- [AIM OF THE TASK]:
Apart from the images, every record here needs to be copied exactly.
═════ TASK INPUTS ═════
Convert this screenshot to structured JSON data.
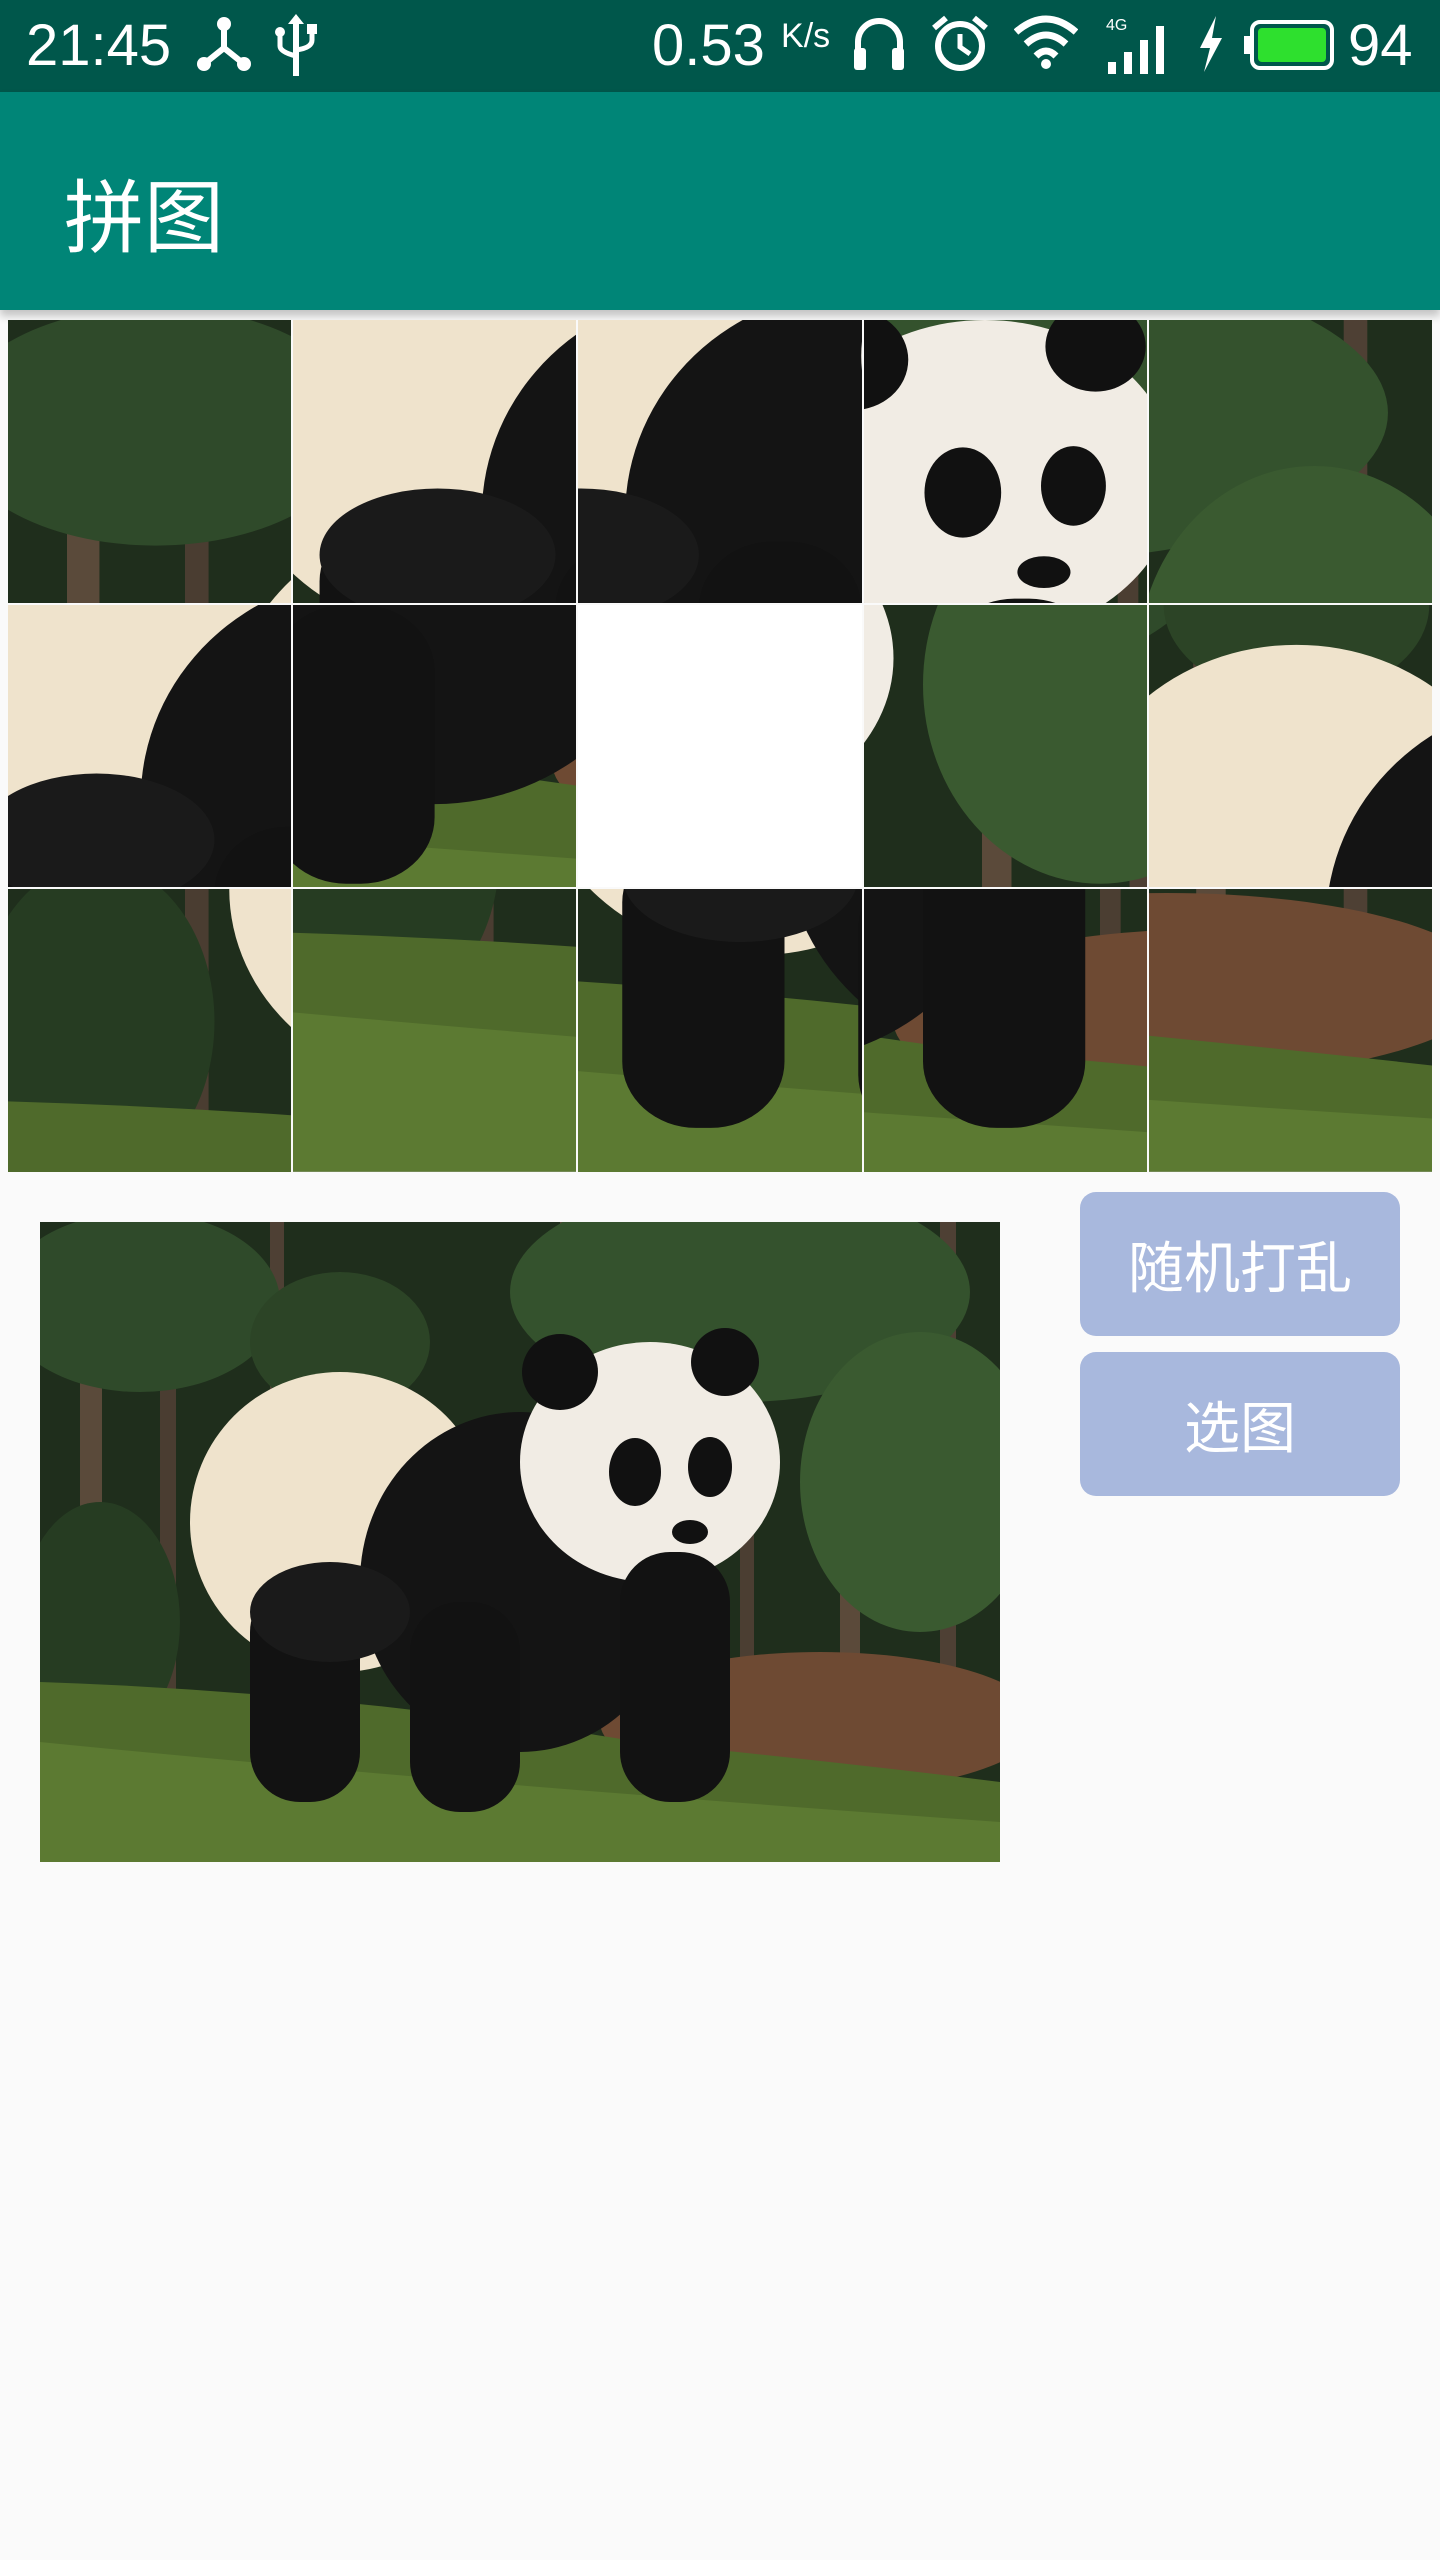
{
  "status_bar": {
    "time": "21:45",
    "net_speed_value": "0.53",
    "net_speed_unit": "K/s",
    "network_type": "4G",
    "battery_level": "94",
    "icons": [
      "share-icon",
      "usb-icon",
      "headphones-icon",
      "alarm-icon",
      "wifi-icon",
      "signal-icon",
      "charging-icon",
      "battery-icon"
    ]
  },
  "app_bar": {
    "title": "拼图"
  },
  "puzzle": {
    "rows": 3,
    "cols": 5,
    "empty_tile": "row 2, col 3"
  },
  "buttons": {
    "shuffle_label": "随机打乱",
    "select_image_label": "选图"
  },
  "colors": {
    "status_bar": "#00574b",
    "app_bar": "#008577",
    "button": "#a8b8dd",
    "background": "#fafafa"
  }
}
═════
- [EXERCISE RESULT]:
Convert this screenshot to structured JSON data.
{
  "status_bar": {
    "time": "21:45",
    "net_speed_value": "0.53",
    "net_speed_unit": "K/s",
    "network_type": "4G",
    "battery_level": "94",
    "icons": [
      "share-icon",
      "usb-icon",
      "headphones-icon",
      "alarm-icon",
      "wifi-icon",
      "signal-icon",
      "charging-icon",
      "battery-icon"
    ]
  },
  "app_bar": {
    "title": "拼图"
  },
  "puzzle": {
    "rows": 3,
    "cols": 5,
    "empty_tile": "row 2, col 3"
  },
  "buttons": {
    "shuffle_label": "随机打乱",
    "select_image_label": "选图"
  },
  "colors": {
    "status_bar": "#00574b",
    "app_bar": "#008577",
    "button": "#a8b8dd",
    "background": "#fafafa"
  }
}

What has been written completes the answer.